• **Directions**
Go through each line of the records below and count those with the word "title"; give only the total.

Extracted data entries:

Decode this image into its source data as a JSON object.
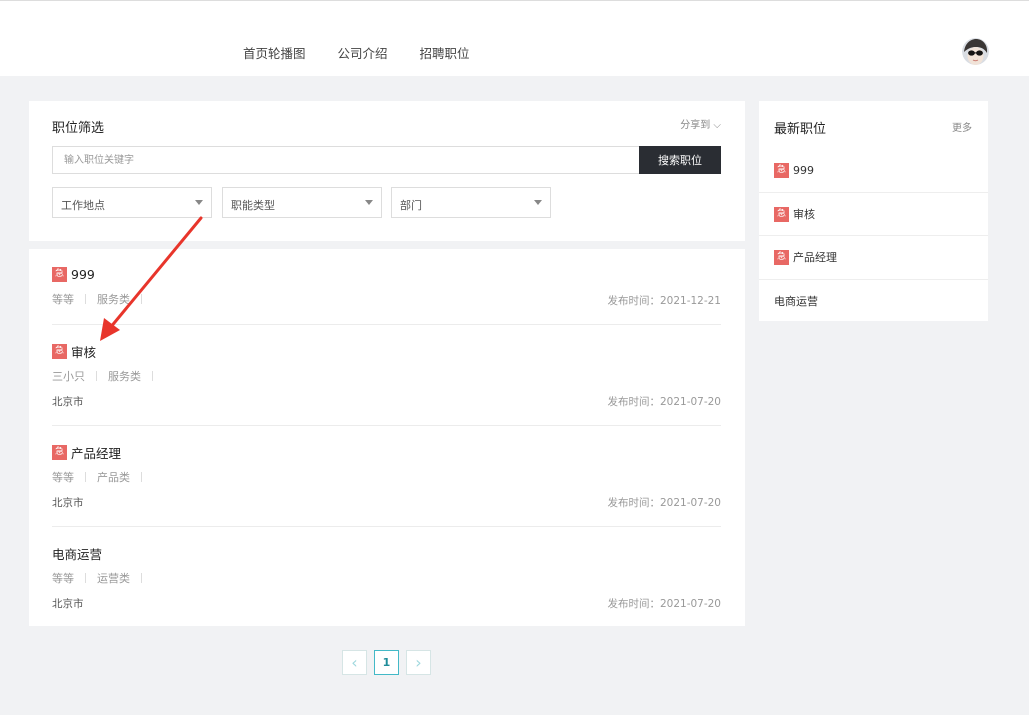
{
  "nav": {
    "items": [
      "首页轮播图",
      "公司介绍",
      "招聘职位"
    ]
  },
  "filter": {
    "title": "职位筛选",
    "share_label": "分享到 ⌵",
    "search_placeholder": "输入职位关键字",
    "search_button": "搜索职位",
    "selects": [
      "工作地点",
      "职能类型",
      "部门"
    ]
  },
  "jobs": [
    {
      "urgent": "急",
      "title": "999",
      "meta": [
        "等等",
        "服务类"
      ],
      "city": "",
      "date": "发布时间：2021-12-21"
    },
    {
      "urgent": "急",
      "title": "审核",
      "meta": [
        "三小只",
        "服务类"
      ],
      "city": "北京市",
      "date": "发布时间：2021-07-20"
    },
    {
      "urgent": "急",
      "title": "产品经理",
      "meta": [
        "等等",
        "产品类"
      ],
      "city": "北京市",
      "date": "发布时间：2021-07-20"
    },
    {
      "urgent": "",
      "title": "电商运营",
      "meta": [
        "等等",
        "运营类"
      ],
      "city": "北京市",
      "date": "发布时间：2021-07-20"
    }
  ],
  "latest": {
    "title": "最新职位",
    "more": "更多",
    "items": [
      {
        "urgent": "急",
        "title": "999"
      },
      {
        "urgent": "急",
        "title": "审核"
      },
      {
        "urgent": "急",
        "title": "产品经理"
      },
      {
        "urgent": "",
        "title": "电商运营"
      }
    ]
  },
  "pagination": {
    "prev": "‹",
    "current": "1",
    "next": "›"
  },
  "colors": {
    "urgent_tag": "#e86864",
    "search_button": "#2a2d33",
    "pager_active": "#43b9c7",
    "annotation_arrow": "#e8352b"
  }
}
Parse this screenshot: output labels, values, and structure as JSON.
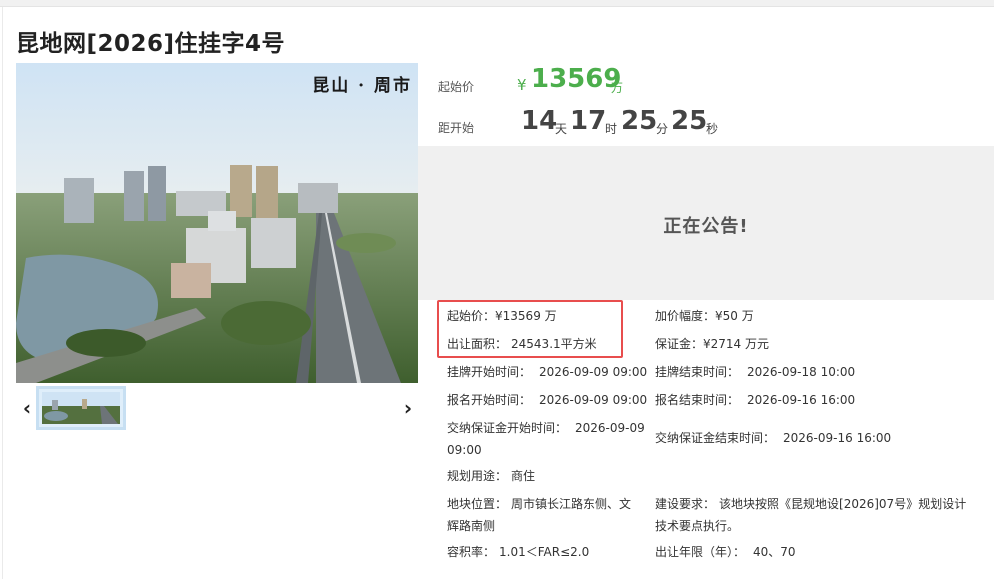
{
  "title": "昆地网[2026]住挂字4号",
  "hero": {
    "watermark": "昆山 · 周市",
    "prev_icon": "‹",
    "next_icon": "›"
  },
  "price": {
    "label": "起始价",
    "currency": "¥",
    "value": "13569",
    "unit": "万"
  },
  "countdown": {
    "label": "距开始",
    "days": "14",
    "days_unit": "天",
    "hours": "17",
    "hours_unit": "时",
    "minutes": "25",
    "minutes_unit": "分",
    "seconds": "25",
    "seconds_unit": "秒"
  },
  "notice": "正在公告!",
  "details": {
    "start_price": {
      "label": "起始价：",
      "value": "¥13569 万"
    },
    "increment": {
      "label": "加价幅度：",
      "value": "¥50 万"
    },
    "area": {
      "label": "出让面积：",
      "value": "24543.1平方米"
    },
    "deposit": {
      "label": "保证金：",
      "value": "¥2714 万元"
    },
    "listing_start": {
      "label": "挂牌开始时间：",
      "value": "2026-09-09 09:00"
    },
    "listing_end": {
      "label": "挂牌结束时间：",
      "value": "2026-09-18 10:00"
    },
    "signup_start": {
      "label": "报名开始时间：",
      "value": "2026-09-09 09:00"
    },
    "signup_end": {
      "label": "报名结束时间：",
      "value": "2026-09-16 16:00"
    },
    "deposit_start": {
      "label": "交纳保证金开始时间：",
      "value_line1": "2026-09-09",
      "value_line2": "09:00"
    },
    "deposit_end": {
      "label": "交纳保证金结束时间：",
      "value": "2026-09-16 16:00"
    },
    "usage": {
      "label": "规划用途：",
      "value": "商住"
    },
    "location": {
      "label": "地块位置：",
      "value_line1": "周市镇长江路东侧、文",
      "value_line2": "辉路南侧"
    },
    "requirement": {
      "label": "建设要求：",
      "value_line1": "该地块按照《昆规地设[2026]07号》规划设计",
      "value_line2": "技术要点执行。"
    },
    "far": {
      "label": "容积率：",
      "value": "1.01＜FAR≤2.0"
    },
    "years": {
      "label": "出让年限（年）：",
      "value": "40、70"
    }
  },
  "colors": {
    "accent_green": "#4cae4c",
    "highlight_red": "#e84d4d",
    "notice_bg": "#f0f0f0"
  }
}
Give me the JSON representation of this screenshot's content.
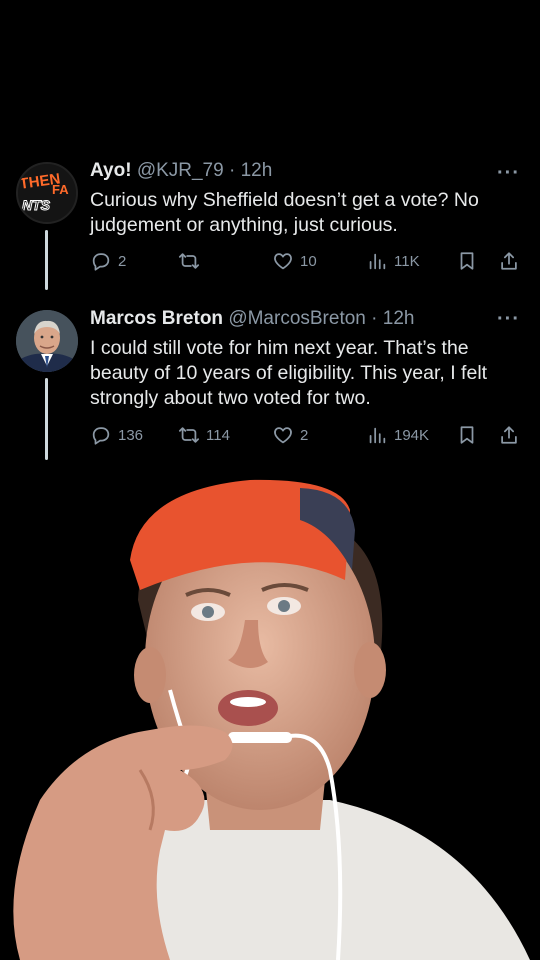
{
  "tweets": [
    {
      "name": "Ayo!",
      "handle": "@KJR_79",
      "time": "12h",
      "text": "Curious why Sheffield doesn’t get a vote? No judgement or anything, just curious.",
      "avatar_text": [
        "THEN",
        "FA",
        "NTS"
      ],
      "replies": "2",
      "retweets": "",
      "likes": "10",
      "views": "11K"
    },
    {
      "name": "Marcos Breton",
      "handle": "@MarcosBreton",
      "time": "12h",
      "text": "I could still vote for him next year. That’s the beauty of 10 years of eligibility. This year, I felt strongly about two voted for two.",
      "replies": "136",
      "retweets": "114",
      "likes": "2",
      "views": "194K"
    }
  ],
  "colors": {
    "background": "#000000",
    "text": "#e7e9ea",
    "muted": "#8b98a5",
    "avatar_text": "#ff6a2a",
    "cap": "#e8532f"
  },
  "icons": [
    "reply-icon",
    "retweet-icon",
    "like-icon",
    "views-icon",
    "bookmark-icon",
    "share-icon",
    "more-icon"
  ]
}
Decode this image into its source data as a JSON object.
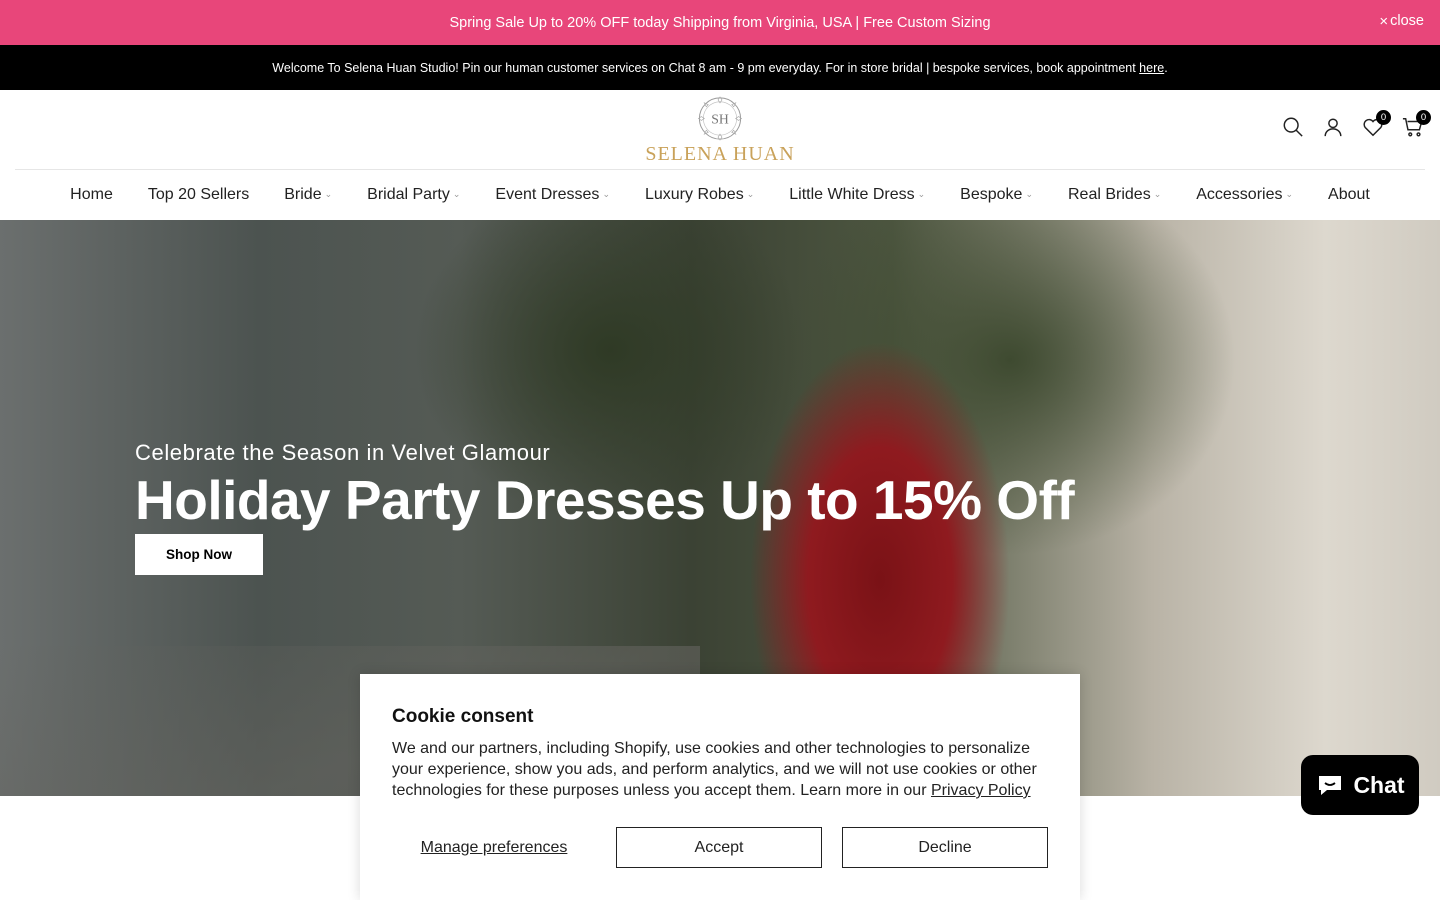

• **Written reply**
11